§ Work request
Your answer must consist solely of the line containing "Parse this screenshot: output" and all subsequent lines through the end of the entries, reproduced exactly.

[[ Provided data, beginning ]]

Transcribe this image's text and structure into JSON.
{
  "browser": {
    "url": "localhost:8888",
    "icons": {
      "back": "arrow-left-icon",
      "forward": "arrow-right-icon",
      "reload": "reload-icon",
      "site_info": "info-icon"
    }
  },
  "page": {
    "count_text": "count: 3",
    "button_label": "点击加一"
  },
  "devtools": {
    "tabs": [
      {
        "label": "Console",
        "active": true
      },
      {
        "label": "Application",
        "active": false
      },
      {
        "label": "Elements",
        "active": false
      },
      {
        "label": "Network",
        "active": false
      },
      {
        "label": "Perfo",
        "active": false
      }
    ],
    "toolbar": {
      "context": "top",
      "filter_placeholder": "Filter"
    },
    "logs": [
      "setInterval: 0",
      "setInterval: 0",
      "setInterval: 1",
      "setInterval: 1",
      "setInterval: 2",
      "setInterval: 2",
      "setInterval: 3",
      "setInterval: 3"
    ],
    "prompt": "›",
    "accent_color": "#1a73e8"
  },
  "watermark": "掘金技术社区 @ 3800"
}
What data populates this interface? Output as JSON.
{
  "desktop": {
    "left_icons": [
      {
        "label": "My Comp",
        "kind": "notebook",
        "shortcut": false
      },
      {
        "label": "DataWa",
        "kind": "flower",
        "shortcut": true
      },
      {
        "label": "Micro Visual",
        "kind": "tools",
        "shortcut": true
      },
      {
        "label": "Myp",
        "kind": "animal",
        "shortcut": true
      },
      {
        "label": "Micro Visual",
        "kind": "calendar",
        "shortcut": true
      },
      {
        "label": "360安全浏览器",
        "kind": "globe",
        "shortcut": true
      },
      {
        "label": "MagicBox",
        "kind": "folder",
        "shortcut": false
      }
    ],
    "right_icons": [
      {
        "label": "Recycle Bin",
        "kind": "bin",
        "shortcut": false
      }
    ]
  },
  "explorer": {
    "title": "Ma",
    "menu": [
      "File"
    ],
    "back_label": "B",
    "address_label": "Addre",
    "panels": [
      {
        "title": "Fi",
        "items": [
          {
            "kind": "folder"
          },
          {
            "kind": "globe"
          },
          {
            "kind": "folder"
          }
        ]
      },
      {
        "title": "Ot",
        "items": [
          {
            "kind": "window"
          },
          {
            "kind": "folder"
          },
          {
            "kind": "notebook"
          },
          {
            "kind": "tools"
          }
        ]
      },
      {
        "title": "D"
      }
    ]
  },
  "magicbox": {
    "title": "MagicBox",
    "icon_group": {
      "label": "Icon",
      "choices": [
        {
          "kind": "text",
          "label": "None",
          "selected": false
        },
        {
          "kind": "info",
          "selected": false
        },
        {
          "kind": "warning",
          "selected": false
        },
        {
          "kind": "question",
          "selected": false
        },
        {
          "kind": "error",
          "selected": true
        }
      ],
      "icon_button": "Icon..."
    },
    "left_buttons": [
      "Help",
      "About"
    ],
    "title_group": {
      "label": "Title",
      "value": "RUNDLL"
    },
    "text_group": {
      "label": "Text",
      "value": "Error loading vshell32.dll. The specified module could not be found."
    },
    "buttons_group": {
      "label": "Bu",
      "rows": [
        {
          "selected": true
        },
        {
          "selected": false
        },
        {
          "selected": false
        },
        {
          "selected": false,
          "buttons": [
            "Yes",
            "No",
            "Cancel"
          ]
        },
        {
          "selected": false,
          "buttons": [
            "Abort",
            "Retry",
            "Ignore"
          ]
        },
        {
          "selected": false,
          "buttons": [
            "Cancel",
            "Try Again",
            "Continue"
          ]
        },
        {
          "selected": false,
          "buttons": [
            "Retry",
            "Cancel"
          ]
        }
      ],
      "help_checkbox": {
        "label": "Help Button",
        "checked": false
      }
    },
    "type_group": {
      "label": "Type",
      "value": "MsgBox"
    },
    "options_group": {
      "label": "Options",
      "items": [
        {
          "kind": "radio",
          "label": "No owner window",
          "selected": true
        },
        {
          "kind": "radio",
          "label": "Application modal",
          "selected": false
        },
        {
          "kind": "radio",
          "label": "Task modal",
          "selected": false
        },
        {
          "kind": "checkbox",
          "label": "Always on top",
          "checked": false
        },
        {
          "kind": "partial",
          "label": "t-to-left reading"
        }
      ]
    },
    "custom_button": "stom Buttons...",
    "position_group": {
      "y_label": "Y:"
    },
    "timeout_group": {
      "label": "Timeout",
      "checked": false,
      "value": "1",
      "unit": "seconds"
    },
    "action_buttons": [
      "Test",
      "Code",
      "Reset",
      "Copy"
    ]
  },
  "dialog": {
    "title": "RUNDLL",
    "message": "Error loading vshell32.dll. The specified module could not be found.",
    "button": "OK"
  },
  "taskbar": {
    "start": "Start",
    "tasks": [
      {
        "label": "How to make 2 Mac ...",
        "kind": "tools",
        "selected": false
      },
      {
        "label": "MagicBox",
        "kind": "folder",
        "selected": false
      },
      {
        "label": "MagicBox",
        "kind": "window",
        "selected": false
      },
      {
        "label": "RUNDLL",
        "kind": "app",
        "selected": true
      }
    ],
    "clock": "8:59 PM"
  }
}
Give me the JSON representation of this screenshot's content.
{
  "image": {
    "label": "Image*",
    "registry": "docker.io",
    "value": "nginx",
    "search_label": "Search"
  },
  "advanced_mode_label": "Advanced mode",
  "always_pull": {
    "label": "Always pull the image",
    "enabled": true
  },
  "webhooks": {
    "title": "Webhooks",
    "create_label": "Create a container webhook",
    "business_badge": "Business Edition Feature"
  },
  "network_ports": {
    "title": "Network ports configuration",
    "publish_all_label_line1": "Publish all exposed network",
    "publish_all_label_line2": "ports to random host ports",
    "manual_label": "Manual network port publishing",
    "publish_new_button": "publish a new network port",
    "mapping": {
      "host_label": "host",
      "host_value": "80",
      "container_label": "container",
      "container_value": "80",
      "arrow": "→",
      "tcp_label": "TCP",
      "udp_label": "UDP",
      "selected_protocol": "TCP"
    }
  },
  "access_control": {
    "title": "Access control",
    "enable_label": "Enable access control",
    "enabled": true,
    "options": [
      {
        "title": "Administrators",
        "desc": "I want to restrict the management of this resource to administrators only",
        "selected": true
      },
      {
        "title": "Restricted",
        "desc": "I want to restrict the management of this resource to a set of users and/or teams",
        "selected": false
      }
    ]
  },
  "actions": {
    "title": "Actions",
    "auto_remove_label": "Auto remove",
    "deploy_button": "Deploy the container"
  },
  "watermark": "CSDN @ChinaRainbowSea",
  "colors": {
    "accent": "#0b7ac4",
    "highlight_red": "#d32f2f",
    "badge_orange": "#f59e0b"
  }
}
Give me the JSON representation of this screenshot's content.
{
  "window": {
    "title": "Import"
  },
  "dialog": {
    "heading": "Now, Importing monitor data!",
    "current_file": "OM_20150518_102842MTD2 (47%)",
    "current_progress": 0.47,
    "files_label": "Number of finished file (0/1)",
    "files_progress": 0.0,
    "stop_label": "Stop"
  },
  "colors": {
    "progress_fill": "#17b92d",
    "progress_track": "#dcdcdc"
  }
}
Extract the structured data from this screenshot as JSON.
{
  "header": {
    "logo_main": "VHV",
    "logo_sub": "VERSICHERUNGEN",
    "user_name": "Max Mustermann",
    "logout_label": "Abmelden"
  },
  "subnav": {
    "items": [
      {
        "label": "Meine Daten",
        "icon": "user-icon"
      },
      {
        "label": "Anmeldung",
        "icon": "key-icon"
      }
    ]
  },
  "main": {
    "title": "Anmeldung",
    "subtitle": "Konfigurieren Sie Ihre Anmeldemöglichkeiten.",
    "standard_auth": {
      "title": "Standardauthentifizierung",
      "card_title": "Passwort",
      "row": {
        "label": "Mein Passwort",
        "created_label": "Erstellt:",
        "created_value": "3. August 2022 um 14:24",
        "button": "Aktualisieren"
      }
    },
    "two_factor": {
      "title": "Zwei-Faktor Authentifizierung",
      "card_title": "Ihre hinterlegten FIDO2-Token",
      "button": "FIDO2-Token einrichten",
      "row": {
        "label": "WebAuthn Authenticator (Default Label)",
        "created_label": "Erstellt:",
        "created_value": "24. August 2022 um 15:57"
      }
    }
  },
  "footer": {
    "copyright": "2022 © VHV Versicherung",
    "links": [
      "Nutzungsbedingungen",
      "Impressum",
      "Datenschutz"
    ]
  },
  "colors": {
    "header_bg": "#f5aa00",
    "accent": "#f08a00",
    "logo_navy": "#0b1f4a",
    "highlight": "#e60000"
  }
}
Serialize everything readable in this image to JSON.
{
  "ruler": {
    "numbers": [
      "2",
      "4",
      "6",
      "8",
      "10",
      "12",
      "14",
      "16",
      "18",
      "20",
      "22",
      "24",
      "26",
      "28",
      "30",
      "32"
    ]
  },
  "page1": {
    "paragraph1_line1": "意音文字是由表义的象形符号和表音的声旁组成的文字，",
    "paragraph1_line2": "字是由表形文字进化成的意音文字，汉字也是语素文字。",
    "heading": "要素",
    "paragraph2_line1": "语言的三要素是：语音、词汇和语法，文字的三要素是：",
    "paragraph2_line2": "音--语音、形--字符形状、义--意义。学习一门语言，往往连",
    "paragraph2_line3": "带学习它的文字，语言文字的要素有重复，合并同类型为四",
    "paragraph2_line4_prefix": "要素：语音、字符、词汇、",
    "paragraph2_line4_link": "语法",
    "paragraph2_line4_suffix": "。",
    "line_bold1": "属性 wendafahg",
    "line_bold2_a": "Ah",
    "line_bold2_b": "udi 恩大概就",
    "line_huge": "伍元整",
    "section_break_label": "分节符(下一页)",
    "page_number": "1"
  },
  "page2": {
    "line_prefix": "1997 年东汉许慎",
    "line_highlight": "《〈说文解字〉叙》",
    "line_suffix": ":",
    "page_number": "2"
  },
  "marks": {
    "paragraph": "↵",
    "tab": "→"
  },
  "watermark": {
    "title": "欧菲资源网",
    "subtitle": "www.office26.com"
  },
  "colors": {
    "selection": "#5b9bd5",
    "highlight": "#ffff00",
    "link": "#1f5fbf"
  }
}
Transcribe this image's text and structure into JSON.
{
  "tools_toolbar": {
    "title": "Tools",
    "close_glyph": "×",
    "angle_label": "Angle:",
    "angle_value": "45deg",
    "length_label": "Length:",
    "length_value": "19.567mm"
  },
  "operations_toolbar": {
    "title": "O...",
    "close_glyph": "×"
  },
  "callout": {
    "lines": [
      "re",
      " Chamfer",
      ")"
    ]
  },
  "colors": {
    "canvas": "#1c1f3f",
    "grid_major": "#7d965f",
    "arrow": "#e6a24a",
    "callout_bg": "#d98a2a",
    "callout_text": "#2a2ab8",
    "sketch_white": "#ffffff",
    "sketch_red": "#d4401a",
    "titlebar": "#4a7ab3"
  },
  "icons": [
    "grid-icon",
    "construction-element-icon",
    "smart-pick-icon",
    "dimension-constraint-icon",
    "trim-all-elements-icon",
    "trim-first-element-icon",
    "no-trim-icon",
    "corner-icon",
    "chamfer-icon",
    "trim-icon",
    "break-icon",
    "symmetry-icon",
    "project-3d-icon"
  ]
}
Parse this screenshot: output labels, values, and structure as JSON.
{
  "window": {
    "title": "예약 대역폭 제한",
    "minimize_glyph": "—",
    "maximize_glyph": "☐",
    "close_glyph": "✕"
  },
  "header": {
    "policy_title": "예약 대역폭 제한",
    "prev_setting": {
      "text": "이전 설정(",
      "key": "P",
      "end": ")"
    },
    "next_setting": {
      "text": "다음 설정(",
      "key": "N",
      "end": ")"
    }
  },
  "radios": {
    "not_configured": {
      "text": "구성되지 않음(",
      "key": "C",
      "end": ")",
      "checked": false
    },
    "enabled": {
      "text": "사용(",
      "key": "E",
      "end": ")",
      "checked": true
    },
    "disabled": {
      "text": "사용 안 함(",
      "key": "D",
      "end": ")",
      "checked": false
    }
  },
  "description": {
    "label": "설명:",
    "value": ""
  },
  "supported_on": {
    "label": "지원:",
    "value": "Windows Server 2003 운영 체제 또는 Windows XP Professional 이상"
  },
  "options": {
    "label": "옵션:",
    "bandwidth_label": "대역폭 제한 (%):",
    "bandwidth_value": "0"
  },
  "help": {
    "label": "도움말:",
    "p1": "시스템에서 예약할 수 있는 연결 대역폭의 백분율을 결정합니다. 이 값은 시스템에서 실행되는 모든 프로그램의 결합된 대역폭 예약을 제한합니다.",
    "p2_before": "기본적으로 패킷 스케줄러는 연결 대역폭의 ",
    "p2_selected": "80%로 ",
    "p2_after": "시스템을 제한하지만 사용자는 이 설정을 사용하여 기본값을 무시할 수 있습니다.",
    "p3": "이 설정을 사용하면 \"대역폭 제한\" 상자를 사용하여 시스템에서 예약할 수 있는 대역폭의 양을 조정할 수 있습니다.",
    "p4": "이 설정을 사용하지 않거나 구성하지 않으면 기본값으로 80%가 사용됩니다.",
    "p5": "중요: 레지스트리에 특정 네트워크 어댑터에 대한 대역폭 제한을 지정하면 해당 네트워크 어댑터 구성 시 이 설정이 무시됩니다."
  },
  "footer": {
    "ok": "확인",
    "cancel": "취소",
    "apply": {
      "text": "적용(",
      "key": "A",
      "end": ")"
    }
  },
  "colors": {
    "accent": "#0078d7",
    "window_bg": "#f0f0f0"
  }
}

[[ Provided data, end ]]

§ Your response
Parse this screenshot: output labels, values, and structure as JSON.
{
  "window": {
    "title": "예약 대역폭 제한",
    "minimize_glyph": "—",
    "maximize_glyph": "☐",
    "close_glyph": "✕"
  },
  "header": {
    "policy_title": "예약 대역폭 제한",
    "prev_setting": {
      "text": "이전 설정(",
      "key": "P",
      "end": ")"
    },
    "next_setting": {
      "text": "다음 설정(",
      "key": "N",
      "end": ")"
    }
  },
  "radios": {
    "not_configured": {
      "text": "구성되지 않음(",
      "key": "C",
      "end": ")",
      "checked": false
    },
    "enabled": {
      "text": "사용(",
      "key": "E",
      "end": ")",
      "checked": true
    },
    "disabled": {
      "text": "사용 안 함(",
      "key": "D",
      "end": ")",
      "checked": false
    }
  },
  "description": {
    "label": "설명:",
    "value": ""
  },
  "supported_on": {
    "label": "지원:",
    "value": "Windows Server 2003 운영 체제 또는 Windows XP Professional 이상"
  },
  "options": {
    "label": "옵션:",
    "bandwidth_label": "대역폭 제한 (%):",
    "bandwidth_value": "0"
  },
  "help": {
    "label": "도움말:",
    "p1": "시스템에서 예약할 수 있는 연결 대역폭의 백분율을 결정합니다. 이 값은 시스템에서 실행되는 모든 프로그램의 결합된 대역폭 예약을 제한합니다.",
    "p2_before": "기본적으로 패킷 스케줄러는 연결 대역폭의 ",
    "p2_selected": "80%로 ",
    "p2_after": "시스템을 제한하지만 사용자는 이 설정을 사용하여 기본값을 무시할 수 있습니다.",
    "p3": "이 설정을 사용하면 \"대역폭 제한\" 상자를 사용하여 시스템에서 예약할 수 있는 대역폭의 양을 조정할 수 있습니다.",
    "p4": "이 설정을 사용하지 않거나 구성하지 않으면 기본값으로 80%가 사용됩니다.",
    "p5": "중요: 레지스트리에 특정 네트워크 어댑터에 대한 대역폭 제한을 지정하면 해당 네트워크 어댑터 구성 시 이 설정이 무시됩니다."
  },
  "footer": {
    "ok": "확인",
    "cancel": "취소",
    "apply": {
      "text": "적용(",
      "key": "A",
      "end": ")"
    }
  },
  "colors": {
    "accent": "#0078d7",
    "window_bg": "#f0f0f0"
  }
}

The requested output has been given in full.